***** DATASET CONTENT

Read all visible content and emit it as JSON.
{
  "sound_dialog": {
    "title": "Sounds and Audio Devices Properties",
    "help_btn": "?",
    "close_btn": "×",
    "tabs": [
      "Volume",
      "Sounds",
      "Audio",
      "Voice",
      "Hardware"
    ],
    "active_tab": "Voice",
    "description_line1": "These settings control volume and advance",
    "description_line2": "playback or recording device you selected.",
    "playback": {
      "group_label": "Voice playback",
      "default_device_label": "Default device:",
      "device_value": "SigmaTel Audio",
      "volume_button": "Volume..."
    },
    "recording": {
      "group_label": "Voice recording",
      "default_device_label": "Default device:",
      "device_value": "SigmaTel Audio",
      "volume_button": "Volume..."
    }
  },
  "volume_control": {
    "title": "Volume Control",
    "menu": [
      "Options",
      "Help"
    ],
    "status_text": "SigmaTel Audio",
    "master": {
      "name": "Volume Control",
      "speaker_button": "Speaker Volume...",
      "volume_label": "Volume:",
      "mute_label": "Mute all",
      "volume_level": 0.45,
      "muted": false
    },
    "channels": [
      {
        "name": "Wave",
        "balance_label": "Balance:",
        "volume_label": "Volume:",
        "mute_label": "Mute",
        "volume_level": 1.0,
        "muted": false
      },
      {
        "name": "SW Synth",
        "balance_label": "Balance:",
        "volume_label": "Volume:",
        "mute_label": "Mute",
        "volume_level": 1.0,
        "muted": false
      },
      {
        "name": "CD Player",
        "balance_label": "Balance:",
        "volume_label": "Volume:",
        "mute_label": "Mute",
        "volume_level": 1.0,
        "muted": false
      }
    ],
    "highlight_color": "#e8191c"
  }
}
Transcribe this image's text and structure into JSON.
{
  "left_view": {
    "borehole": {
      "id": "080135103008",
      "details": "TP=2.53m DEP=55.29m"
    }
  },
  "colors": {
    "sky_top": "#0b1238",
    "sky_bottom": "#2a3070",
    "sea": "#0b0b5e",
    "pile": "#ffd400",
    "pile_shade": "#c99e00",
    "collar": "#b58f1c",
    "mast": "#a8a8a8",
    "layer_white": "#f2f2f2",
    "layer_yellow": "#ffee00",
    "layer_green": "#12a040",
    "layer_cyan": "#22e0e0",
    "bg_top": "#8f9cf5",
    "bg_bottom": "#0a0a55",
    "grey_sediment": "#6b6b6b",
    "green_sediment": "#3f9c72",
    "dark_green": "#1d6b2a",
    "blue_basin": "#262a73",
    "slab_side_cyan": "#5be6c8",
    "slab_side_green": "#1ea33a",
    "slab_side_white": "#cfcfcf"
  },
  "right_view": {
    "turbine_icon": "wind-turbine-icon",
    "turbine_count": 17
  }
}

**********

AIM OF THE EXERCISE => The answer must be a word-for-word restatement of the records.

WRITTEN ANSWER =>
Read all visible content and emit it as JSON.
{
  "sound_dialog": {
    "title": "Sounds and Audio Devices Properties",
    "help_btn": "?",
    "close_btn": "×",
    "tabs": [
      "Volume",
      "Sounds",
      "Audio",
      "Voice",
      "Hardware"
    ],
    "active_tab": "Voice",
    "description_line1": "These settings control volume and advance",
    "description_line2": "playback or recording device you selected.",
    "playback": {
      "group_label": "Voice playback",
      "default_device_label": "Default device:",
      "device_value": "SigmaTel Audio",
      "volume_button": "Volume..."
    },
    "recording": {
      "group_label": "Voice recording",
      "default_device_label": "Default device:",
      "device_value": "SigmaTel Audio",
      "volume_button": "Volume..."
    }
  },
  "volume_control": {
    "title": "Volume Control",
    "menu": [
      "Options",
      "Help"
    ],
    "status_text": "SigmaTel Audio",
    "master": {
      "name": "Volume Control",
      "speaker_button": "Speaker Volume...",
      "volume_label": "Volume:",
      "mute_label": "Mute all",
      "volume_level": 0.45,
      "muted": false
    },
    "channels": [
      {
        "name": "Wave",
        "balance_label": "Balance:",
        "volume_label": "Volume:",
        "mute_label": "Mute",
        "volume_level": 1.0,
        "muted": false
      },
      {
        "name": "SW Synth",
        "balance_label": "Balance:",
        "volume_label": "Volume:",
        "mute_label": "Mute",
        "volume_level": 1.0,
        "muted": false
      },
      {
        "name": "CD Player",
        "balance_label": "Balance:",
        "volume_label": "Volume:",
        "mute_label": "Mute",
        "volume_level": 1.0,
        "muted": false
      }
    ],
    "highlight_color": "#e8191c"
  }
}
Transcribe this image's text and structure into JSON.
{
  "left_view": {
    "borehole": {
      "id": "080135103008",
      "details": "TP=2.53m DEP=55.29m"
    }
  },
  "colors": {
    "sky_top": "#0b1238",
    "sky_bottom": "#2a3070",
    "sea": "#0b0b5e",
    "pile": "#ffd400",
    "pile_shade": "#c99e00",
    "collar": "#b58f1c",
    "mast": "#a8a8a8",
    "layer_white": "#f2f2f2",
    "layer_yellow": "#ffee00",
    "layer_green": "#12a040",
    "layer_cyan": "#22e0e0",
    "bg_top": "#8f9cf5",
    "bg_bottom": "#0a0a55",
    "grey_sediment": "#6b6b6b",
    "green_sediment": "#3f9c72",
    "dark_green": "#1d6b2a",
    "blue_basin": "#262a73",
    "slab_side_cyan": "#5be6c8",
    "slab_side_green": "#1ea33a",
    "slab_side_white": "#cfcfcf"
  },
  "right_view": {
    "turbine_icon": "wind-turbine-icon",
    "turbine_count": 17
  }
}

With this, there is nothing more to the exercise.